Required work:
Output each entry exactly as written.

BEGIN

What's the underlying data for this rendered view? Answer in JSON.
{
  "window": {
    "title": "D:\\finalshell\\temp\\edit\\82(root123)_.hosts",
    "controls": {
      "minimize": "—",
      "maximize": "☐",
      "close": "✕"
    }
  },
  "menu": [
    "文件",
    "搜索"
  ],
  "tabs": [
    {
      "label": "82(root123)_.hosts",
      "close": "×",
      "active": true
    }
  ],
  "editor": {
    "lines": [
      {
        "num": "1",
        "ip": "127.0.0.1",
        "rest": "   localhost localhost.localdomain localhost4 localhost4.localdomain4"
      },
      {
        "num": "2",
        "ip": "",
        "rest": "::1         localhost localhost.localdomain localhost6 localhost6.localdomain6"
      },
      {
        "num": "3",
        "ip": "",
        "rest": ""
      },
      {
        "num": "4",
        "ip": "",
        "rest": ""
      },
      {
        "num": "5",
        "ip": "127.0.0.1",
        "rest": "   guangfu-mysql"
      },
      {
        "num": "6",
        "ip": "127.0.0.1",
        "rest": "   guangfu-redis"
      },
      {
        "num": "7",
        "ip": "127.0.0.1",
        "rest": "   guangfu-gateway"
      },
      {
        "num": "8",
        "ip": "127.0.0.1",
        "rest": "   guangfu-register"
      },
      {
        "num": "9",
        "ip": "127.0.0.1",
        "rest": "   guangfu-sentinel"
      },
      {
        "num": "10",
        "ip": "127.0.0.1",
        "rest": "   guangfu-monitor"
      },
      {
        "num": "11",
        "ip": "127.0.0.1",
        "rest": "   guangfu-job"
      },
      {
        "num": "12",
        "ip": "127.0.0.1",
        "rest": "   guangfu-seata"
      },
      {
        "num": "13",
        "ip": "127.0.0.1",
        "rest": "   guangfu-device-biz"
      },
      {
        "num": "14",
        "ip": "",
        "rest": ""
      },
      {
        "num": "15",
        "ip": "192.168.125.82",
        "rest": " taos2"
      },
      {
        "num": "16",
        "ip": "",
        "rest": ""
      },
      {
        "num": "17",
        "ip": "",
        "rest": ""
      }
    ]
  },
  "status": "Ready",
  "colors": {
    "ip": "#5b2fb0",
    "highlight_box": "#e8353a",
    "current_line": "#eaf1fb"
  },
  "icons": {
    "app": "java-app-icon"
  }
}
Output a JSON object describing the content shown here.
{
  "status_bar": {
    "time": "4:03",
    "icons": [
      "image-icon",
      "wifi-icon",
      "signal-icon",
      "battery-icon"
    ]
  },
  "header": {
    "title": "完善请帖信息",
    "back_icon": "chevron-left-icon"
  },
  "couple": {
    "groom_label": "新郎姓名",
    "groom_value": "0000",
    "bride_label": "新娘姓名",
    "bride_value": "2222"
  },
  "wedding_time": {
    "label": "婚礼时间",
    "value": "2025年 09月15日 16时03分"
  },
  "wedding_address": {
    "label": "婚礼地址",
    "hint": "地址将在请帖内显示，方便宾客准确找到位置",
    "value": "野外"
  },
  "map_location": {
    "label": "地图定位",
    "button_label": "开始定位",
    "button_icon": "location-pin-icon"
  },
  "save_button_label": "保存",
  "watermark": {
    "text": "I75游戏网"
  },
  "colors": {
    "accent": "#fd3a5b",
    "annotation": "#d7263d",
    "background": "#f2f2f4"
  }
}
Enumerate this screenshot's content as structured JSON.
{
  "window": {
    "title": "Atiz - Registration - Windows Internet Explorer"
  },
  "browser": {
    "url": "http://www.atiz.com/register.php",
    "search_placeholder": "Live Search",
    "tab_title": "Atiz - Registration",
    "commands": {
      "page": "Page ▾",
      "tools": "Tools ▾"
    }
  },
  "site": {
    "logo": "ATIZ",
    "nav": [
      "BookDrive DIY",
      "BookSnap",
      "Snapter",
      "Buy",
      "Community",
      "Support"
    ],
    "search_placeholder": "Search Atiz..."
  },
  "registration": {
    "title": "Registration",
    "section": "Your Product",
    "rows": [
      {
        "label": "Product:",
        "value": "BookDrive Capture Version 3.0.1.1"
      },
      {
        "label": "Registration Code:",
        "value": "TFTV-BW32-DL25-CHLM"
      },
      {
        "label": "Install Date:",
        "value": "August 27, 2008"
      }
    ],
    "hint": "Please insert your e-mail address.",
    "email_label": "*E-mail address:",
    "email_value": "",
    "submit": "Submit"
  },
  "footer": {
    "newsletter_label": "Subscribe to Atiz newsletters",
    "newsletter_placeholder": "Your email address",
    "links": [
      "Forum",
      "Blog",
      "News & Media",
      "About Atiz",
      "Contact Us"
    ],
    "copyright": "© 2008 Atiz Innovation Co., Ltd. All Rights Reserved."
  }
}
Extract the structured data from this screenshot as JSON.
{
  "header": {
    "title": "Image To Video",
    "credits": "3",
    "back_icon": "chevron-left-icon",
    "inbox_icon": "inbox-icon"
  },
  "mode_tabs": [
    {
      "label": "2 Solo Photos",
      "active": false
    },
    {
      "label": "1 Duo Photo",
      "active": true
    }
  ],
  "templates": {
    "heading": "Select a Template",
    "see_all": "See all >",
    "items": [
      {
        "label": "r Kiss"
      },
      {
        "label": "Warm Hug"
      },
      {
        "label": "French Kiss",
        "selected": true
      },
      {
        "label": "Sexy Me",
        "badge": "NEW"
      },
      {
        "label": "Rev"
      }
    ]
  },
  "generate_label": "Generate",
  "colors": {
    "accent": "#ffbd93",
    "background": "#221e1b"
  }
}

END

Answer section:
What's the underlying data for this rendered view? Answer in JSON.
{
  "window": {
    "title": "D:\\finalshell\\temp\\edit\\82(root123)_.hosts",
    "controls": {
      "minimize": "—",
      "maximize": "☐",
      "close": "✕"
    }
  },
  "menu": [
    "文件",
    "搜索"
  ],
  "tabs": [
    {
      "label": "82(root123)_.hosts",
      "close": "×",
      "active": true
    }
  ],
  "editor": {
    "lines": [
      {
        "num": "1",
        "ip": "127.0.0.1",
        "rest": "   localhost localhost.localdomain localhost4 localhost4.localdomain4"
      },
      {
        "num": "2",
        "ip": "",
        "rest": "::1         localhost localhost.localdomain localhost6 localhost6.localdomain6"
      },
      {
        "num": "3",
        "ip": "",
        "rest": ""
      },
      {
        "num": "4",
        "ip": "",
        "rest": ""
      },
      {
        "num": "5",
        "ip": "127.0.0.1",
        "rest": "   guangfu-mysql"
      },
      {
        "num": "6",
        "ip": "127.0.0.1",
        "rest": "   guangfu-redis"
      },
      {
        "num": "7",
        "ip": "127.0.0.1",
        "rest": "   guangfu-gateway"
      },
      {
        "num": "8",
        "ip": "127.0.0.1",
        "rest": "   guangfu-register"
      },
      {
        "num": "9",
        "ip": "127.0.0.1",
        "rest": "   guangfu-sentinel"
      },
      {
        "num": "10",
        "ip": "127.0.0.1",
        "rest": "   guangfu-monitor"
      },
      {
        "num": "11",
        "ip": "127.0.0.1",
        "rest": "   guangfu-job"
      },
      {
        "num": "12",
        "ip": "127.0.0.1",
        "rest": "   guangfu-seata"
      },
      {
        "num": "13",
        "ip": "127.0.0.1",
        "rest": "   guangfu-device-biz"
      },
      {
        "num": "14",
        "ip": "",
        "rest": ""
      },
      {
        "num": "15",
        "ip": "192.168.125.82",
        "rest": " taos2"
      },
      {
        "num": "16",
        "ip": "",
        "rest": ""
      },
      {
        "num": "17",
        "ip": "",
        "rest": ""
      }
    ]
  },
  "status": "Ready",
  "colors": {
    "ip": "#5b2fb0",
    "highlight_box": "#e8353a",
    "current_line": "#eaf1fb"
  },
  "icons": {
    "app": "java-app-icon"
  }
}
Output a JSON object describing the content shown here.
{
  "status_bar": {
    "time": "4:03",
    "icons": [
      "image-icon",
      "wifi-icon",
      "signal-icon",
      "battery-icon"
    ]
  },
  "header": {
    "title": "完善请帖信息",
    "back_icon": "chevron-left-icon"
  },
  "couple": {
    "groom_label": "新郎姓名",
    "groom_value": "0000",
    "bride_label": "新娘姓名",
    "bride_value": "2222"
  },
  "wedding_time": {
    "label": "婚礼时间",
    "value": "2025年 09月15日 16时03分"
  },
  "wedding_address": {
    "label": "婚礼地址",
    "hint": "地址将在请帖内显示，方便宾客准确找到位置",
    "value": "野外"
  },
  "map_location": {
    "label": "地图定位",
    "button_label": "开始定位",
    "button_icon": "location-pin-icon"
  },
  "save_button_label": "保存",
  "watermark": {
    "text": "I75游戏网"
  },
  "colors": {
    "accent": "#fd3a5b",
    "annotation": "#d7263d",
    "background": "#f2f2f4"
  }
}
Enumerate this screenshot's content as structured JSON.
{
  "window": {
    "title": "Atiz - Registration - Windows Internet Explorer"
  },
  "browser": {
    "url": "http://www.atiz.com/register.php",
    "search_placeholder": "Live Search",
    "tab_title": "Atiz - Registration",
    "commands": {
      "page": "Page ▾",
      "tools": "Tools ▾"
    }
  },
  "site": {
    "logo": "ATIZ",
    "nav": [
      "BookDrive DIY",
      "BookSnap",
      "Snapter",
      "Buy",
      "Community",
      "Support"
    ],
    "search_placeholder": "Search Atiz..."
  },
  "registration": {
    "title": "Registration",
    "section": "Your Product",
    "rows": [
      {
        "label": "Product:",
        "value": "BookDrive Capture Version 3.0.1.1"
      },
      {
        "label": "Registration Code:",
        "value": "TFTV-BW32-DL25-CHLM"
      },
      {
        "label": "Install Date:",
        "value": "August 27, 2008"
      }
    ],
    "hint": "Please insert your e-mail address.",
    "email_label": "*E-mail address:",
    "email_value": "",
    "submit": "Submit"
  },
  "footer": {
    "newsletter_label": "Subscribe to Atiz newsletters",
    "newsletter_placeholder": "Your email address",
    "links": [
      "Forum",
      "Blog",
      "News & Media",
      "About Atiz",
      "Contact Us"
    ],
    "copyright": "© 2008 Atiz Innovation Co., Ltd. All Rights Reserved."
  }
}
Extract the structured data from this screenshot as JSON.
{
  "header": {
    "title": "Image To Video",
    "credits": "3",
    "back_icon": "chevron-left-icon",
    "inbox_icon": "inbox-icon"
  },
  "mode_tabs": [
    {
      "label": "2 Solo Photos",
      "active": false
    },
    {
      "label": "1 Duo Photo",
      "active": true
    }
  ],
  "templates": {
    "heading": "Select a Template",
    "see_all": "See all >",
    "items": [
      {
        "label": "r Kiss"
      },
      {
        "label": "Warm Hug"
      },
      {
        "label": "French Kiss",
        "selected": true
      },
      {
        "label": "Sexy Me",
        "badge": "NEW"
      },
      {
        "label": "Rev"
      }
    ]
  },
  "generate_label": "Generate",
  "colors": {
    "accent": "#ffbd93",
    "background": "#221e1b"
  }
}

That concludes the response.